— Exercise prompt —
Scan the lines below for the word "chrome". Copy each line you find it in.
Provided data START
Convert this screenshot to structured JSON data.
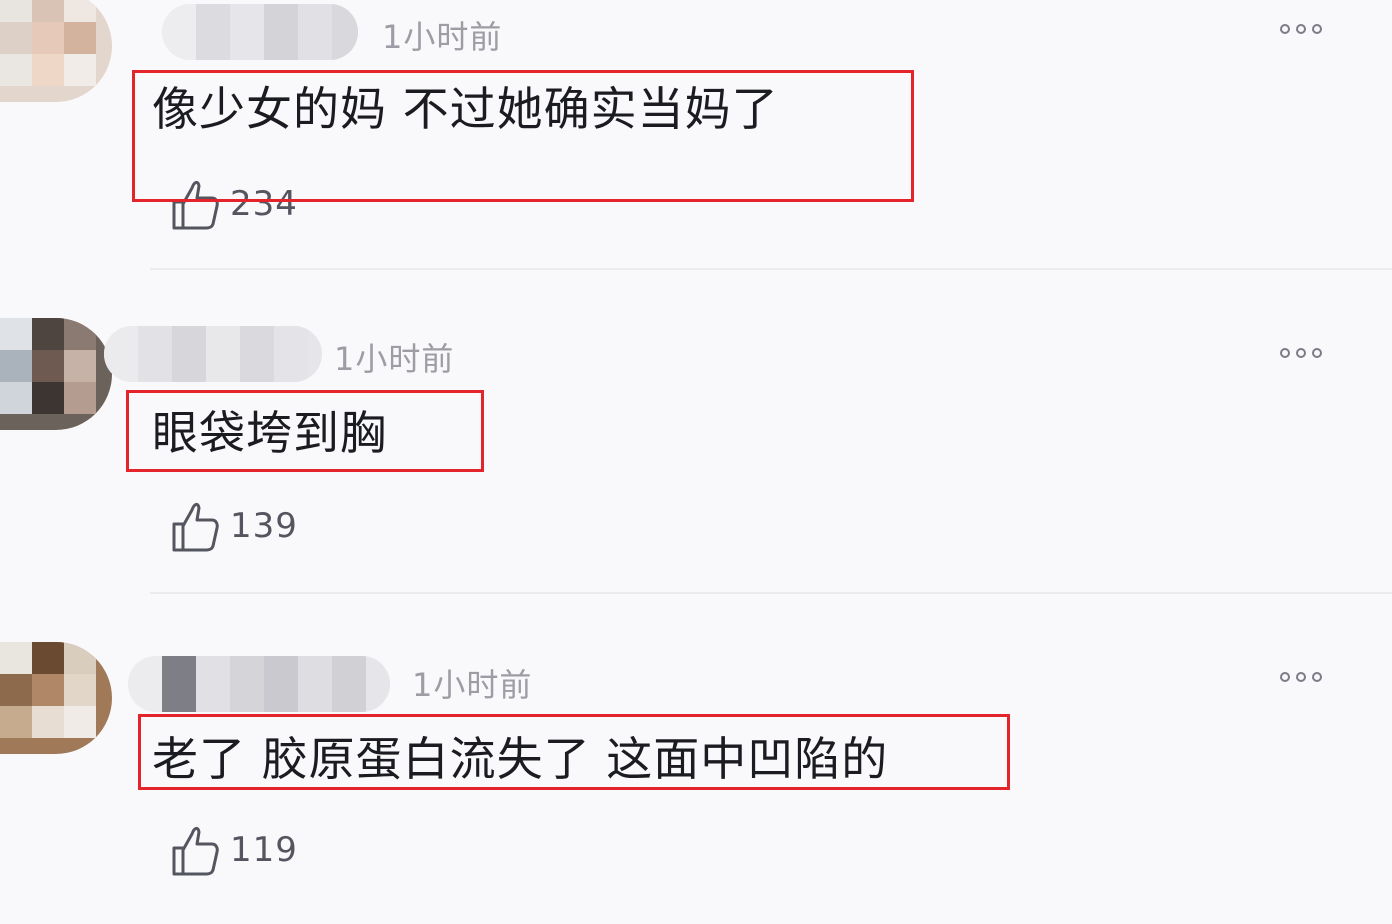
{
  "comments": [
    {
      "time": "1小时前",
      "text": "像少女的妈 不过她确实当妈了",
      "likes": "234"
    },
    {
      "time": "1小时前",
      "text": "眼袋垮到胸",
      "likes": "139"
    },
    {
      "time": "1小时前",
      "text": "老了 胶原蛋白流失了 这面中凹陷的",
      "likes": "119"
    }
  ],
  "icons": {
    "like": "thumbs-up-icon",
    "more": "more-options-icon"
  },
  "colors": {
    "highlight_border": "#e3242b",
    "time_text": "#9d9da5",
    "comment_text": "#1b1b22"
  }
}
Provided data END
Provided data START
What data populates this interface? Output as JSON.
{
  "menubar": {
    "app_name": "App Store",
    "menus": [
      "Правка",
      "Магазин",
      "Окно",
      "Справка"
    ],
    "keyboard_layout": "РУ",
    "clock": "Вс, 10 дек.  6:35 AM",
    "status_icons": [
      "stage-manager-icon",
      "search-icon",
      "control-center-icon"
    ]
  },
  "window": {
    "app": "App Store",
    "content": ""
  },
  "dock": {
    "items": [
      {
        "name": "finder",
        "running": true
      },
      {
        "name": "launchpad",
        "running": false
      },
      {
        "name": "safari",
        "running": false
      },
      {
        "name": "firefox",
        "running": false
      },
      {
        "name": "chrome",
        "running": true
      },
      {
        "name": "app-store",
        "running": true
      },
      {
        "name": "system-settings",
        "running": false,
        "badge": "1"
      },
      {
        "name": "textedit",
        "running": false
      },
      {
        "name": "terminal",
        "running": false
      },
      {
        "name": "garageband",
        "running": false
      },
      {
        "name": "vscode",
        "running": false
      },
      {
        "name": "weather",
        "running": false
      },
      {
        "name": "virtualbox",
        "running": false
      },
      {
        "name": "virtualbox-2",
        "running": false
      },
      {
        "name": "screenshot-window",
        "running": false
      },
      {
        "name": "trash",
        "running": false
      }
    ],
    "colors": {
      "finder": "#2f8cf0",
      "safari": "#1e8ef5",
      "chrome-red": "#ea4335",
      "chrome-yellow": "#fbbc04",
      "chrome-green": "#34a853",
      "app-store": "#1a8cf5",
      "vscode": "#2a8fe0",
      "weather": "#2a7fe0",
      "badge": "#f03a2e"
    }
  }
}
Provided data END
— Response —
        "name": "chrome",
      "chrome-red": "#ea4335",
      "chrome-yellow": "#fbbc04",
      "chrome-green": "#34a853",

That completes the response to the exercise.